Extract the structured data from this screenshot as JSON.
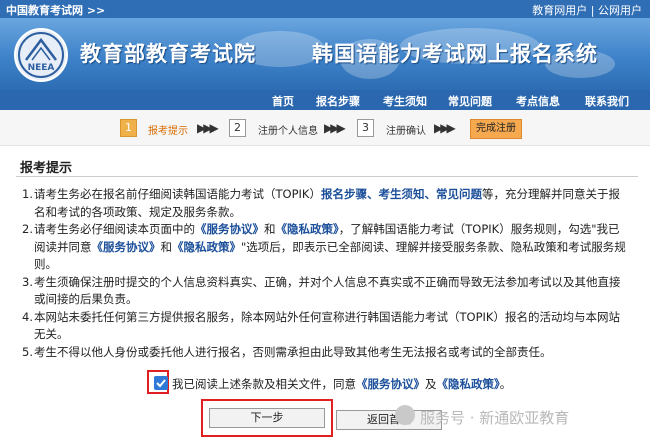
{
  "topbar": {
    "site": "中国教育考试网 >>",
    "links": [
      "教育网用户",
      "公网用户"
    ]
  },
  "banner": {
    "org": "教育部教育考试院",
    "system": "韩国语能力考试网上报名系统",
    "logo_text": "NEEA"
  },
  "nav": [
    "首页",
    "报名步骤",
    "考生须知",
    "常见问题",
    "考点信息",
    "联系我们"
  ],
  "steps": [
    {
      "num": "1",
      "label": "报考提示",
      "active": true
    },
    {
      "num": "2",
      "label": "注册个人信息",
      "active": false
    },
    {
      "num": "3",
      "label": "注册确认",
      "active": false
    }
  ],
  "steps_done": "完成注册",
  "heading": "报考提示",
  "rules": [
    {
      "n": "1.",
      "parts": [
        "请考生务必在报名前仔细阅读韩国语能力考试（TOPIK）",
        "报名步骤、考生须知、常见问题",
        "等，充分理解并同意关于报名和考试的各项政策、规定及服务条款。"
      ]
    },
    {
      "n": "2.",
      "parts": [
        "请考生务必仔细阅读本页面中的",
        "《服务协议》",
        "和",
        "《隐私政策》",
        "，了解韩国语能力考试（TOPIK）服务规则，勾选\"我已阅读并同意",
        "《服务协议》",
        "和",
        "《隐私政策》",
        "\"选项后，即表示已全部阅读、理解并接受服务条款、隐私政策和考试服务规则。"
      ]
    },
    {
      "n": "3.",
      "text": "考生须确保注册时提交的个人信息资料真实、正确，并对个人信息不真实或不正确而导致无法参加考试以及其他直接或间接的后果负责。"
    },
    {
      "n": "4.",
      "text": "本网站未委托任何第三方提供报名服务，除本网站外任何宣称进行韩国语能力考试（TOPIK）报名的活动均与本网站无关。"
    },
    {
      "n": "5.",
      "text": "考生不得以他人身份或委托他人进行报名，否则需承担由此导致其他考生无法报名或考试的全部责任。"
    }
  ],
  "agree": {
    "prefix": "我已阅读上述条款及相关文件，同意",
    "service": "《服务协议》",
    "mid": "及",
    "privacy": "《隐私政策》",
    "suffix": "。"
  },
  "buttons": {
    "next": "下一步",
    "home": "返回首页"
  },
  "watermark": "服务号 · 新通欧亚教育",
  "colors": {
    "header_blue": "#2f6db5",
    "nav_blue": "#2a67ae",
    "highlight": "#1b4f9a",
    "accent_orange": "#f6a94f",
    "annotation_red": "#e02020"
  }
}
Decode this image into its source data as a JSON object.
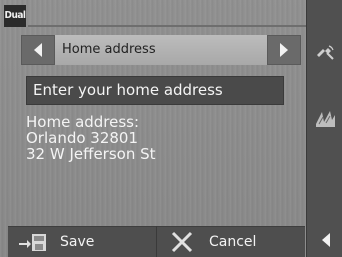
{
  "brand": {
    "logo_text": "Dual"
  },
  "header": {
    "title": "Home address"
  },
  "prompt": {
    "label": "Enter your home address"
  },
  "address": {
    "heading": "Home address:",
    "line1": "Orlando 32801",
    "line2": "32 W Jefferson St"
  },
  "footer": {
    "save_label": "Save",
    "cancel_label": "Cancel"
  },
  "sidebar": {
    "icons": [
      "satellite-icon",
      "map-icon"
    ]
  },
  "colors": {
    "panel": "#4a4a4a",
    "background": "#8c8c8c",
    "text": "#f4f4f4"
  }
}
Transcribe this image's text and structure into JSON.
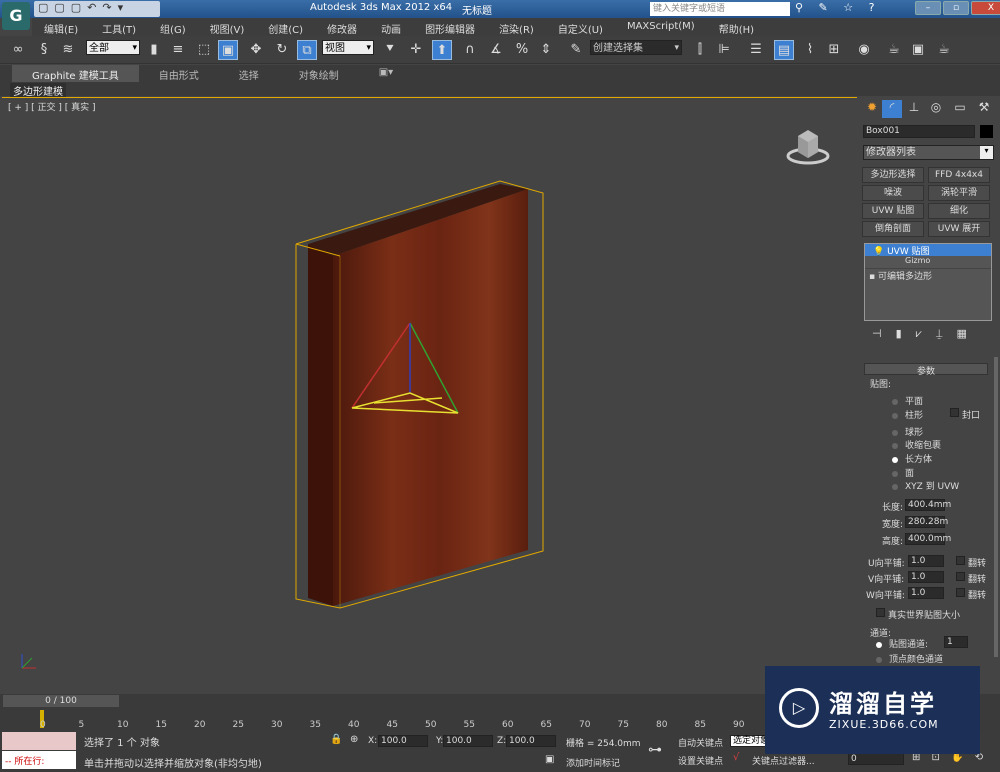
{
  "title": {
    "app": "Autodesk 3ds Max  2012 x64",
    "doc": "无标题",
    "search_placeholder": "键入关键字或短语"
  },
  "quick_access": "▢▢▢↶↷▾",
  "menu": [
    "编辑(E)",
    "工具(T)",
    "组(G)",
    "视图(V)",
    "创建(C)",
    "修改器",
    "动画",
    "图形编辑器",
    "渲染(R)",
    "自定义(U)",
    "MAXScript(M)",
    "帮助(H)"
  ],
  "toolbar": {
    "filter": "全部",
    "coord": "视图",
    "named_selection": "创建选择集"
  },
  "ribbon": {
    "tabs": [
      "Graphite 建模工具",
      "自由形式",
      "选择",
      "对象绘制"
    ],
    "sub": "多边形建模"
  },
  "viewport": {
    "label": "[ + ] [ 正交 ] [ 真实 ]",
    "accent": "#e0a800"
  },
  "panel": {
    "object_name": "Box001",
    "modifier_list": "修改器列表",
    "buttons": [
      "多边形选择",
      "FFD 4x4x4",
      "噪波",
      "涡轮平滑",
      "UVW 贴图",
      "细化",
      "倒角剖面",
      "UVW 展开"
    ],
    "stack": {
      "uvw": "UVW 贴图",
      "gizmo": "Gizmo",
      "editpoly": "可编辑多边形"
    },
    "rollout": "参数",
    "mapping_label": "贴图:",
    "mapping": [
      "平面",
      "柱形",
      "球形",
      "收缩包裹",
      "长方体",
      "面",
      "XYZ 到 UVW"
    ],
    "selected_mapping": "长方体",
    "cap": "封口",
    "length_label": "长度:",
    "length": "400.4mm",
    "width_label": "宽度:",
    "width": "280.28m",
    "height_label": "高度:",
    "height": "400.0mm",
    "u_label": "U向平铺:",
    "u": "1.0",
    "v_label": "V向平铺:",
    "v": "1.0",
    "w_label": "W向平铺:",
    "w": "1.0",
    "flip": "翻转",
    "realworld": "真实世界贴图大小",
    "channel_label": "通道:",
    "map_channel_label": "贴图通道:",
    "map_channel": "1",
    "vertex_color": "顶点颜色通道"
  },
  "timeline": {
    "frame": "0 / 100",
    "ticks": [
      "0",
      "5",
      "10",
      "15",
      "20",
      "25",
      "30",
      "35",
      "40",
      "45",
      "50",
      "55",
      "60",
      "65",
      "70",
      "75",
      "80",
      "85",
      "90"
    ]
  },
  "status": {
    "row_label": "所在行:",
    "selected": "选择了 1 个 对象",
    "prompt": "单击并拖动以选择并缩放对象(非均匀地)",
    "x": "100.0",
    "y": "100.0",
    "z": "100.0",
    "grid": "栅格 = 254.0mm",
    "add_time_tag": "添加时间标记",
    "auto_key": "自动关键点",
    "set_key": "设置关键点",
    "selected_obj": "选定对象",
    "key_filters": "关键点过滤器...",
    "frame": "0"
  },
  "watermark": {
    "name": "溜溜自学",
    "url": "ZIXUE.3D66.COM"
  }
}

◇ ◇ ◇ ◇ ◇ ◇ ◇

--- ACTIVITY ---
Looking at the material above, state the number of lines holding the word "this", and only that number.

--- WRITTEN ANSWER ---
3